Jeremy went to playoffs with Oakland twice alongside brother Jason in 2000-01

Red Sox v A’s Photo by Jed Jacobsohn/Getty Images

Former Oakland A’s outfielder Jeremy Giambi died Wednesday at age 47.

Susan Slusser of the S.F. Chronicle reports that “Giambi died today at his parents’ home in Southern California,” per Giambi’s agent. The A’s later confirmed the news.

Giambi played six seasons in the majors, including three for Oakland. He debuted with the Royals in 1998 but was traded here ahead of the 2000 season, and he settled in as a high-OBP lefty bat for the next couple years. After posting a robust .391 OBP in 2001 he even spent some time as an unconventional leadoff hitter in 2002.

However, midway through the 2002 campaign he was traded to the Phillies for John Mabry, in a transaction immortalized by the book and movie Moneyball. He did great in Philadelphia the rest of that summer, then played 50 games for the Red Sox the next year in his final MLB action at age 28.

While Giambi’s tenure with the A’s is most remembered for the lowlight of him being tagged out at the plate in the 2001 ALDS, he was quite productive for the team in 270 games and nearly 1,000 plate appearances over parts of three seasons.

  • Giambi, OAK career: .272/.374/.445, 119 wRC+, 30 HR, 13.1% BB, 19.7% Ks

He ranked sixth on the team in runs scored during his time on the club, and they reached the postseason every year he was here. Art Howe, his manager in Oakland, said the following this afternoon, per Slusser:

“I know how hard Jeremy played every single day. I know our fans remember him for that non-slide, but I think it’s a shame anyone even thinks about that. He was a good kid, he was well liked, and he gave me everything.”

Of course, Jeremy was also the brother of Jason Giambi, his superstar teammate on those 2000-01 A’s rosters.

General manager Billy Beane said of Giambi, via Shayna Rubin of the Mercury News:

“He could take a teasing and give it back. It’s a tough shadow when your brother is Jason Giambi and he wore that with pride. He was well liked and fun loving.”

Another former teammate, star pitcher Barry Zito, said the following via Slusser, who notes that there hasn’t been any confirmation about the cause of death:

“I am completely shocked by the news about Jeremy. He was an incredibly loving human being with a very soft heart and it was evident to us as his teammates that he had some deeper battles going on. ... I hope this can be a wake up call for people out there to not go at it alone and for families and friends to trust their intuition When they feel somebody close to them needs help. God bless Jeremy and his family in this difficult time.”

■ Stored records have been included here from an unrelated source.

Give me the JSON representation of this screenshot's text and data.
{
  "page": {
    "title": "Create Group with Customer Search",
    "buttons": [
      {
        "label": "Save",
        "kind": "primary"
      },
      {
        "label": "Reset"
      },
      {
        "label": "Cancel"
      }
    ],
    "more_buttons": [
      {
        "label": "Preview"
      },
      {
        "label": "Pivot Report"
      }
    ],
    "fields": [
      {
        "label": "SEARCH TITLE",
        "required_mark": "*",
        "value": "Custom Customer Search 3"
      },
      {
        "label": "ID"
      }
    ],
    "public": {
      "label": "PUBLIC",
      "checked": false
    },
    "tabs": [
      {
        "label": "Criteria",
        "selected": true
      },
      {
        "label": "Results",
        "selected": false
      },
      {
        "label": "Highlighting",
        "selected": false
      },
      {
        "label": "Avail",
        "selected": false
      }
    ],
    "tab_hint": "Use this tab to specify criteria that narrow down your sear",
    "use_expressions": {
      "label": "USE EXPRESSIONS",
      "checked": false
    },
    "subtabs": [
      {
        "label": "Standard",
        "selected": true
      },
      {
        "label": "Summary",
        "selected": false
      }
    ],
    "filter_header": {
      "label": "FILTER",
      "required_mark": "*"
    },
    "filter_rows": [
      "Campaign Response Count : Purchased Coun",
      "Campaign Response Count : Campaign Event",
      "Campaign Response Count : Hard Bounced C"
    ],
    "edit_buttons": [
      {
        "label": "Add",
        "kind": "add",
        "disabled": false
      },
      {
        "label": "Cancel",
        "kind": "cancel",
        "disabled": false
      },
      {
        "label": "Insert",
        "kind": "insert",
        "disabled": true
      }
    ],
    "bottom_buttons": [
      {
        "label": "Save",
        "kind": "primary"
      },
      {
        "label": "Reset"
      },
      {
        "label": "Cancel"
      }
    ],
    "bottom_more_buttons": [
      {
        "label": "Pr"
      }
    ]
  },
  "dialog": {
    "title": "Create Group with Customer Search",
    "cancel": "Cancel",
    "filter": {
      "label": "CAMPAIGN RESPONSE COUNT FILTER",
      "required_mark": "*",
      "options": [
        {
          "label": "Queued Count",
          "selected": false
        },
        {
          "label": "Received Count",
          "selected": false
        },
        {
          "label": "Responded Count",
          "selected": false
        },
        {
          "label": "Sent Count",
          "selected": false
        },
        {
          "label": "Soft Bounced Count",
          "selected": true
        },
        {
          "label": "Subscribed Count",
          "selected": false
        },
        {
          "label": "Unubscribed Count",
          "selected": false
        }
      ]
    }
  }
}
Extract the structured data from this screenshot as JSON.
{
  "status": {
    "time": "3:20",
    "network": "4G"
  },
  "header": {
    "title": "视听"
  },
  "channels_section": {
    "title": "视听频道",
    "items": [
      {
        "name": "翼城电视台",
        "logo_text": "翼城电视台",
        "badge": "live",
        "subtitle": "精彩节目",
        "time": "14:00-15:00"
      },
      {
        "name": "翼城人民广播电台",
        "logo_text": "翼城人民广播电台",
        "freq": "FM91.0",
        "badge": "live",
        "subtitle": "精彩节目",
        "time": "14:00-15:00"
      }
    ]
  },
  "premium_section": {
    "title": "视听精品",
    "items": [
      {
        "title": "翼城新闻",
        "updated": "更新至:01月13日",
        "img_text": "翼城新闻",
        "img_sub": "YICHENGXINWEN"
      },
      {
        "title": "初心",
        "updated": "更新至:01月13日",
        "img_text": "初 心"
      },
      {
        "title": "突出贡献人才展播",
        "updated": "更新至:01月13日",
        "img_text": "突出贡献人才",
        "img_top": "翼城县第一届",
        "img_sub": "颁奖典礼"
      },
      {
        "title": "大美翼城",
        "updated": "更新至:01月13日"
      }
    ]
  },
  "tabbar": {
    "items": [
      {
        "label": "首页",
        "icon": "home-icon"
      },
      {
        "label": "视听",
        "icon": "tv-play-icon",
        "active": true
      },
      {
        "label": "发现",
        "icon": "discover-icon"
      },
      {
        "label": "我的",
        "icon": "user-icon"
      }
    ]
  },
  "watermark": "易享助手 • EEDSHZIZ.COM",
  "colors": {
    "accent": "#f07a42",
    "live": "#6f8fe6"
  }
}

Athletics Nation wishes the best to the Giambi family. RIP Jeremy.